Sometimes we'll see players sign deals filled with large salaries in the final few years. These salaries allow the player to feel good about signing what sounds like an especially lucrative deal. However, the team can often avoid paying those inflated salaries by releasing the player before the money is due.
Signing bonuses and other guaranteed money provide protection for the player.
Seattle's Matt Flynn provides one example. While the Seahawks have cap room to carry Flynn's $5.25 million salary and $7.25 million cap number, those figures do not represent great value for a backup. Flynn has some security against release, however, because the $6 million signing bonus he received is counting $2 million against the cap in each of the three years of the deal. Flynn also has $2 million in 2013 base salary guaranteed.
So, if the Seahawks were to release Flynn, they would still be on the hook for that $2 million in guaranteed salary, which would count against their cap. They would also have to account under the cap for some of the $6 million in bonus money paid earlier. One-third of that $6 million counted against the 2012 cap. The remaining two-thirds would count against the 2013 cap if the Seahawks released him. That means Flynn's contract would count $6 million against the 2013 cap even if Seattle released him. The price for keeping Flynn on the roster is an additional $1.25 million in cap room -- not much in the bigger picture.
Rules do allow teams to defer bonus-related cap charges for one released player each offseason. In the case of Flynn, Seattle could push the $2 million in prorated bonus money for 2014 into the 2014 cap. Taking that route would reduce Flynn's cap charge from $6 million to $4 million in 2013 if the Seahawks released him now. But they would have to account for the remaining $2 million next year.
In St. Louis, meanwhile, the Rams realized $7 million in cap relief when Steven Jackson voided his contract. That figure represents the amount Jackson would have earned in base salary had he remained on the team. There is no prorated bonus money to contend with at this time because the Rams chose to absorb the scheduled 2013 hit last season. The $7 million salary was not guaranteed, so Jackson will not receive that money.
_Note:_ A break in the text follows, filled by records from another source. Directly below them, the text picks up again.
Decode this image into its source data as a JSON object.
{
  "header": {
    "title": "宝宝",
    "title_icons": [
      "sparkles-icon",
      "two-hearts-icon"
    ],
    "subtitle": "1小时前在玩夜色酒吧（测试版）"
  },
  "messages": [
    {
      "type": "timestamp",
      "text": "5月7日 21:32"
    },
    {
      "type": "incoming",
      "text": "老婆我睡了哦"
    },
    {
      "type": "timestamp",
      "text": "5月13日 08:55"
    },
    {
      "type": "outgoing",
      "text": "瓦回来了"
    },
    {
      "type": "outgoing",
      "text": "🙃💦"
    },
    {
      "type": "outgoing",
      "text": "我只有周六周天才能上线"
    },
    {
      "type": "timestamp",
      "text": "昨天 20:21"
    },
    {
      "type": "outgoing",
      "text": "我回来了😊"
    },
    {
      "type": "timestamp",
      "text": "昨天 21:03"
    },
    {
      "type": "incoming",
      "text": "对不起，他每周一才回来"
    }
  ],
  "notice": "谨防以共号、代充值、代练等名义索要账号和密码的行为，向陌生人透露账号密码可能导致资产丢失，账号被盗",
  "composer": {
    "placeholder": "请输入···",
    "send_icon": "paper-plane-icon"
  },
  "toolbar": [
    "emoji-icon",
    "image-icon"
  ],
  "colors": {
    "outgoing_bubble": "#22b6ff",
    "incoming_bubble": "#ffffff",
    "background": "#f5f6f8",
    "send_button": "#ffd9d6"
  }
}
Arizona will almost surely seek 2013 cap relief from Kevin Kolb's contract. Kolb is scheduled to earn $9 million in salary. He's also scheduled to receive a $2 million roster bonus later this month. The team also must deal with $2 million in annual prorated bonus charges for 2013, 2014 and 2015. Releasing Kolb would clear from the books his $9 million salary and $2 million roster bonus. However, the team would have to account for $6 million in prorated bonus charges, either all at once or with $4 million deferred to next year.
Releasing Kolb could reduce his scheduled 2013 cap charge of $13.5 million to either $2 million or $6 million, depending upon how the Cardinals chose to proceed.